Don’t hire trainers who advocate training with pain like pain from choke chains, prong collars etc. These short cut methods won’t address the real problem, that is their confidence. This brings us to the next topic.
5. Work On Ways To Build Their Confidence
Dogs with a traumatic past tend to have lower confidence. Much like human abuse cases, these dogs also feel like they will always be treated badly. Some dogs don’t even know where to sleep, how to behave around other dogs, where to pee, how to pee etc.
In moments like these, you need to find ways to build their confidence. Abstain from scolding them and instead prepare them for success.
Take them out every hour and praise them if they go potty. Praise them a lot for the behaviours you appreciate. Praise them like they are puppies again!
You should also consider having a training session anytime in the day. Try to keep the timing consistent to maintain stability. Train them with a lot of treats and praises to build their confidence and to strengthen your bond with them.
6. Be Prepared To Take Time Off From Work
Rescuing a dog from a shelter or from a troubling situation is a huge undertaking and requires a lot of time and dedication.
If you plan on rescuing a dog, you need to ask yourself if you can dedicate time to train the dog and build their confidence.
Does your work provide work from home facilities? If not, is your dog with a family member while you are away? And can that family member walk them and train them while you are away? Is there a trusted doggy daycare or pet sitter nearby?
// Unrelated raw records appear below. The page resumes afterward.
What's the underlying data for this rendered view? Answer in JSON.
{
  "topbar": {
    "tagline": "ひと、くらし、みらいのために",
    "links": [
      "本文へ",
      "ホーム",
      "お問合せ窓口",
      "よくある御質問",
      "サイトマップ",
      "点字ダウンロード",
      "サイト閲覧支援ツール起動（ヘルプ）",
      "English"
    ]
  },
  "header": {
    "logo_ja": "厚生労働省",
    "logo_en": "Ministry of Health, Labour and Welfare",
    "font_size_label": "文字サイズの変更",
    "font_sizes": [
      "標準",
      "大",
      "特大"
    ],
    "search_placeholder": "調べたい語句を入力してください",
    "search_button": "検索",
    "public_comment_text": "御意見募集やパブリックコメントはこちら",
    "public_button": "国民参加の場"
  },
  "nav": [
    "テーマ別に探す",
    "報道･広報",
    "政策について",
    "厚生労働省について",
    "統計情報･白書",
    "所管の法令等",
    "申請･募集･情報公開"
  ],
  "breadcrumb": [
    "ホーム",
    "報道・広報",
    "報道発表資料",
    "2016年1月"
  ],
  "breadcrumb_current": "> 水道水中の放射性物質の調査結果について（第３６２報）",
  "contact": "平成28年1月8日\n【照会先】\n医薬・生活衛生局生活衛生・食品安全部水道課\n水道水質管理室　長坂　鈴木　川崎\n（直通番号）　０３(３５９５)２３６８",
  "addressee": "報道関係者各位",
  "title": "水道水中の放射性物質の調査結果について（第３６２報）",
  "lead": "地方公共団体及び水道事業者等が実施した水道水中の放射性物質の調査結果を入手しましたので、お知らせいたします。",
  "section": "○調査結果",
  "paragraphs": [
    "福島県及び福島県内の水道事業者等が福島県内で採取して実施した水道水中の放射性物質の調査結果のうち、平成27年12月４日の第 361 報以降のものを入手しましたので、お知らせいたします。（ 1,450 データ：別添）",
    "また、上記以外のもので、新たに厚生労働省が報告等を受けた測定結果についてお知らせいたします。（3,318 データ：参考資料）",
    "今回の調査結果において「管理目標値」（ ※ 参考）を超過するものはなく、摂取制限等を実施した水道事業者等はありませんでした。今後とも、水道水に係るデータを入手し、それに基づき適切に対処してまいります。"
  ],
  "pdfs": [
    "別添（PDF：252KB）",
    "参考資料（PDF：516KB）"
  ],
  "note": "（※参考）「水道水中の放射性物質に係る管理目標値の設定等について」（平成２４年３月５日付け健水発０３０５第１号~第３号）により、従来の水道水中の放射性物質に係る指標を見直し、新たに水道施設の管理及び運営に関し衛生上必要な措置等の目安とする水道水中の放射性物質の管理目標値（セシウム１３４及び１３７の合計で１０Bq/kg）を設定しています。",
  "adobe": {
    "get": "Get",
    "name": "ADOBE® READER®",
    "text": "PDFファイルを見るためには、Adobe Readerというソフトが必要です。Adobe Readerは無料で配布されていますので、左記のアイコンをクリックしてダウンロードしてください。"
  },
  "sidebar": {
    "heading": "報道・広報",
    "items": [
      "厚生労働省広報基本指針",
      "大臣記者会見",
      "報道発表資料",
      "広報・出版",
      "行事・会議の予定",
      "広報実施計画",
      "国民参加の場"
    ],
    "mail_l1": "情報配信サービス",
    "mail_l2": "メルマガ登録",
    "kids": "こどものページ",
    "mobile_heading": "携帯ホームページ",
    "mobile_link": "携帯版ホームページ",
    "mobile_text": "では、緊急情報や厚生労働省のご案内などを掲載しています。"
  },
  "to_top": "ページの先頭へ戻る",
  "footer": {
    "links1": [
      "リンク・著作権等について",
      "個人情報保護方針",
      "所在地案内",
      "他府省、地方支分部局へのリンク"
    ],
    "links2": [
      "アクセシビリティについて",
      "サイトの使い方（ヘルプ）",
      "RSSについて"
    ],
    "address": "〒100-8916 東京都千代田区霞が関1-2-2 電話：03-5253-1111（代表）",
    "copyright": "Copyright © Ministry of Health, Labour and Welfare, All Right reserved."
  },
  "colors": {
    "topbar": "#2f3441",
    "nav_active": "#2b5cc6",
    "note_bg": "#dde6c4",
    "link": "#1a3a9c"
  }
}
You have to ask yourself all these questions before adopting a rescue dog and only adopt if you are confident that you can give them the time they deserve.
7. It’s Okay To Say No
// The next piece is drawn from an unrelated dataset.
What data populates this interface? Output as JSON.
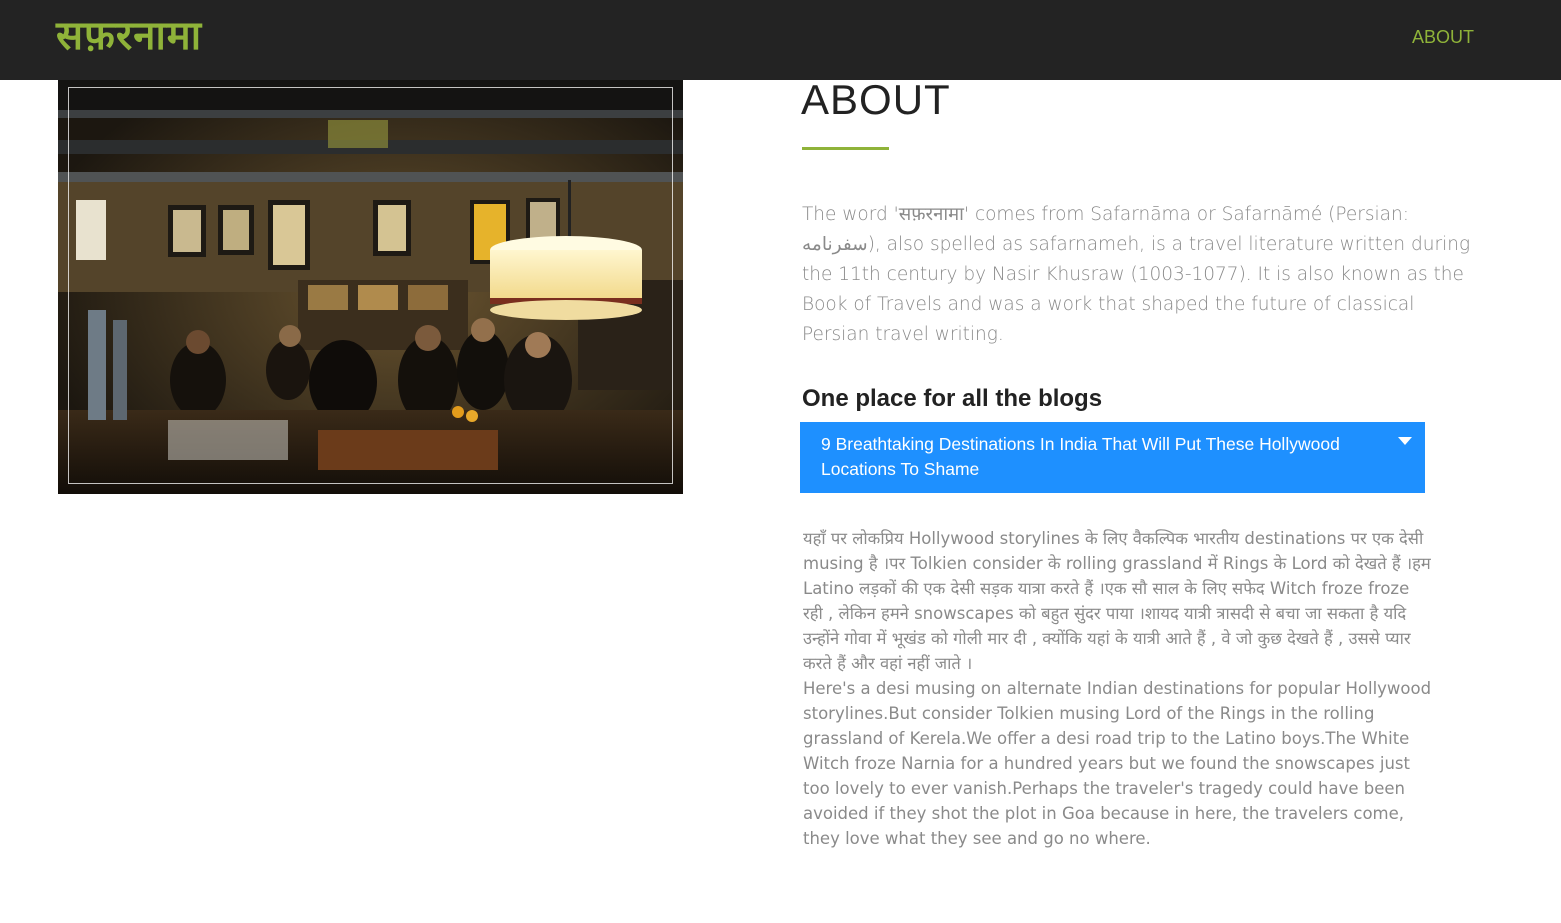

Rescuing a dog, with a troubled past, is a huge undertaking, and it’s completely understandable if you are not ready for that kind of commitment.
You need to work extra hard to get them on track. Sometimes, even after all the training and dedication, they may have some life long fears that they have to live with.
It is okay to say no to that undertaking. Remember that the last thing you want to do is to put that dog back in the shelter. So, only go ahead with the rescue if you are absolutely sure you can take complete responsibility for them.
Of course, for those who are unsure of rescuing a special needs dog, or a sad and abused dog, you can always adopt a puppy with a stable past.
It’s really fulfilling to adopt a dog but it’s even more fulfilling to know with confidence that they are in their forever home! We hope this article helps you make that decision.
Have you ever rescued a dog? What has been your experience so far? Let us know in the comment section below. We are always eager to know your thoughts.